We’re most interested in the greyhound racing, of course, so you’ll be keen to know when it arrived. The stadium underwent modifications in the middle of the 1980s in order for dog racing to take place there. It initially took place under the name of Ballyskeagh Greyhound Track and wasn’t re-branded as Drumbo Park until 2010. That was because the racing stopped in 2005 due to funding problems and didn’t re-open until five years later under its new name.
When it re-opened it wasn’t just the return of greyhound racing that caused a stir. There was also a new 350-seat restaurant in the state-of-the-art venue. People who went there not only got a slap up meal and had an enjoyable night but may well have seen the introduction of the stadium’s first premier competition, the Northern Irish Derby. bettor.com sponsored the race and offered a £25,000 pot, making it the country’s richest event. When the prize money was cut two years after it was introduced the even lost a bit of its prestige.

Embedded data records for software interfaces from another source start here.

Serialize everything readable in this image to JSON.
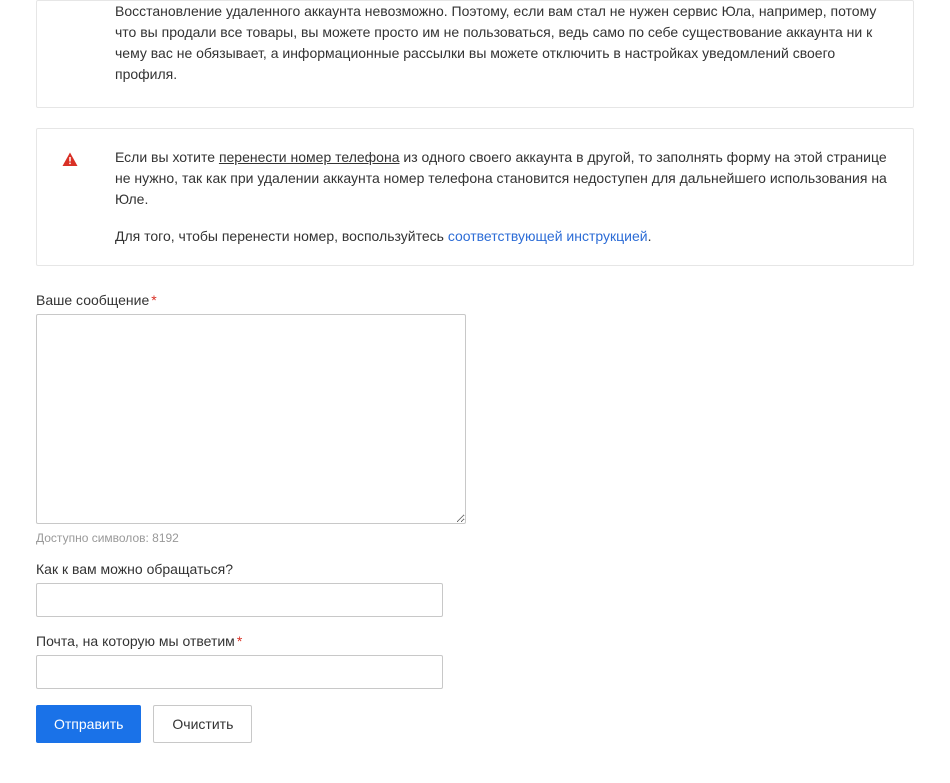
{
  "info": {
    "text": "Восстановление удаленного аккаунта невозможно. Поэтому, если вам стал не нужен сервис Юла, например, потому что вы продали все товары, вы можете просто им не пользоваться, ведь само по себе существование аккаунта ни к чему вас не обязывает, а информационные рассылки вы можете отключить в настройках уведомлений своего профиля."
  },
  "warning": {
    "p1_before": "Если вы хотите ",
    "p1_underline": "перенести номер телефона",
    "p1_after": " из одного своего аккаунта в другой, то заполнять форму на этой странице не нужно, так как при удалении аккаунта номер телефона становится недоступен для дальнейшего использования на Юле.",
    "p2_before": "Для того, чтобы перенести номер, воспользуйтесь ",
    "p2_link": "соответствующей инструкцией",
    "p2_after": "."
  },
  "form": {
    "message_label": "Ваше сообщение",
    "char_counter": "Доступно символов: 8192",
    "name_label": "Как к вам можно обращаться?",
    "email_label": "Почта, на которую мы ответим",
    "required_mark": "*",
    "submit_label": "Отправить",
    "clear_label": "Очистить"
  }
}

There are four stands at the venue but they’re distinct from each other. Three of them come under the jurisdiction of the football club and the remaining one belongs to the greyhound company. The two organisations co-exist but little more than that. There is not much communication between the two and they do not allow the use of each other’s facilities. The football stands are all closed when the greyhound racing takes place and visa versa. That is the main reason they also appear to operate under two different titles: The football is at New Grosvenor Stadium and the racing takes place at Drumbo Park.